Cardona was instrumental in making Connecticut the first state in the nation to require “Black and Latino studies” courses as part of their high school curriculum. He previously served as Connecticut’s Education Commissioner before being tapped as Biden’s Education Secretary.

The now-mandated curriculum includes material directly from the Black Lives Matter organization and aims to teach students about the symbolism behind Colin Kaepernick kneeling. It also includes units on “social justice” and “anti-racism”, which are simply euphemisms for critical race theory-themed concepts. Students will also be taught about the virtues of the Haitian revolution in which the white population was slaughtered.

“This curriculum acknowledges that by connecting the story of people of color in the U.S. to the larger story of American history.

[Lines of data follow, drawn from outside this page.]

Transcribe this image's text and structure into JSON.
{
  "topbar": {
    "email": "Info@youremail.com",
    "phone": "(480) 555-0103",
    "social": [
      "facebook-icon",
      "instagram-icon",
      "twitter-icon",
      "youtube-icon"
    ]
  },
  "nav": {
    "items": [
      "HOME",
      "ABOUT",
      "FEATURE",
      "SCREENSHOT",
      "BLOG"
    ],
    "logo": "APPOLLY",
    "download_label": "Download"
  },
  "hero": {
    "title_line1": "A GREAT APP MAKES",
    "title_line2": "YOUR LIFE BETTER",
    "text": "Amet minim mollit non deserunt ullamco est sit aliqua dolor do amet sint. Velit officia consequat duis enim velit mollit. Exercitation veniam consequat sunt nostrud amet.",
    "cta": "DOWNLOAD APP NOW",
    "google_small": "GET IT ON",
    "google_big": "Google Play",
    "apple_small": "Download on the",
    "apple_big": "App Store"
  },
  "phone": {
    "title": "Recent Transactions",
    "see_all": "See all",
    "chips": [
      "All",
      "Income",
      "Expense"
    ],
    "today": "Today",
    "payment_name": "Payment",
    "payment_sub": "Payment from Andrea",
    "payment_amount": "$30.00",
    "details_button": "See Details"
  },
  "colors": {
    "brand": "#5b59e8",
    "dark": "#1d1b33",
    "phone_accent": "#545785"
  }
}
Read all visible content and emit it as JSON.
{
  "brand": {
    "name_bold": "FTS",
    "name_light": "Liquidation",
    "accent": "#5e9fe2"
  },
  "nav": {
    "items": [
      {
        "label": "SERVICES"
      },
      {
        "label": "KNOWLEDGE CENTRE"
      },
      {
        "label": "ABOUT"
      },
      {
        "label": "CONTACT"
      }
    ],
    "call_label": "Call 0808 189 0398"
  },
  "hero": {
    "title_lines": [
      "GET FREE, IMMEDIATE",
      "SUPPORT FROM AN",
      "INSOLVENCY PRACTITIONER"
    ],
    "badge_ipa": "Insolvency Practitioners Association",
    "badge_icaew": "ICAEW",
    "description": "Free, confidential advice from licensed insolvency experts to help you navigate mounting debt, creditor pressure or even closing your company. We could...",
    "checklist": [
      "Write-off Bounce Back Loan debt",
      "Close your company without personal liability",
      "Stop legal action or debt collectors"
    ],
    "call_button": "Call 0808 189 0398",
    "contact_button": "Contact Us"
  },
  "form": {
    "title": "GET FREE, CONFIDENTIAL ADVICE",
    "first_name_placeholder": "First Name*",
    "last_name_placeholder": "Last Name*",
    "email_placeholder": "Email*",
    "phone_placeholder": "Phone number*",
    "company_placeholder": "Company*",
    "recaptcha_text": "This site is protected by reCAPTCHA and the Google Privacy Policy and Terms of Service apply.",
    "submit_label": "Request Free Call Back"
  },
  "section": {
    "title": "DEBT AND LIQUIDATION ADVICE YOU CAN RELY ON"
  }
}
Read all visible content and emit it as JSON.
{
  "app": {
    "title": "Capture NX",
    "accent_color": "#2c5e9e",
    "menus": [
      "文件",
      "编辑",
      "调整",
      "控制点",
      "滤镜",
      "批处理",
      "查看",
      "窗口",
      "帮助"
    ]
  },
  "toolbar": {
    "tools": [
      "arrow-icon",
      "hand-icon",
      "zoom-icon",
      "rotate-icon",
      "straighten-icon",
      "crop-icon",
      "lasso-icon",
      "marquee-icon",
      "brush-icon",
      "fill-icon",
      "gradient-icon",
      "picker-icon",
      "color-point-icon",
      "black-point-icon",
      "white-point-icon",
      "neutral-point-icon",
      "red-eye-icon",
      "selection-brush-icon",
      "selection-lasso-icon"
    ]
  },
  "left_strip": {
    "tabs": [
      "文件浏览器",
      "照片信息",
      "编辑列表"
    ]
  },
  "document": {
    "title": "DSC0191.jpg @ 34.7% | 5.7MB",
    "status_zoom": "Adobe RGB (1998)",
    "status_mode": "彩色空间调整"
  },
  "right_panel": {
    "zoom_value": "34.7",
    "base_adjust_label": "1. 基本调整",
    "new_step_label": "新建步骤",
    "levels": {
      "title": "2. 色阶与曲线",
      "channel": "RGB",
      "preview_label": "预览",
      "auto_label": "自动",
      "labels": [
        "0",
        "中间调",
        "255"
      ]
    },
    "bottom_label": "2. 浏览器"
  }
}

The fact is that more inclusive, culturally relevant content in classrooms leads to greater student engagement and better outcomes for all,” Cardona said of Connecticut’s new curriculum requirements. He has recently been pushing for mandatory vaccination in public schools.

Virginia Governor Terry McAuliffe made similar comments during a debate with challenger Glenn Youngkin earlier this week. “I’m not gonna let parents come into schools and actually take books out and make their own decisions,” McAuliffe said.

He then boasted that during his previous term as governor, he actually vetoed a bill that would have allowed for greater parental involvement in the education of children, and would have even given parents “veto” power over education material they found objectionable. “Yeah, I stopped the bill,” McAuliffe said. “I don’t think parents should be telling schools what they should teach.”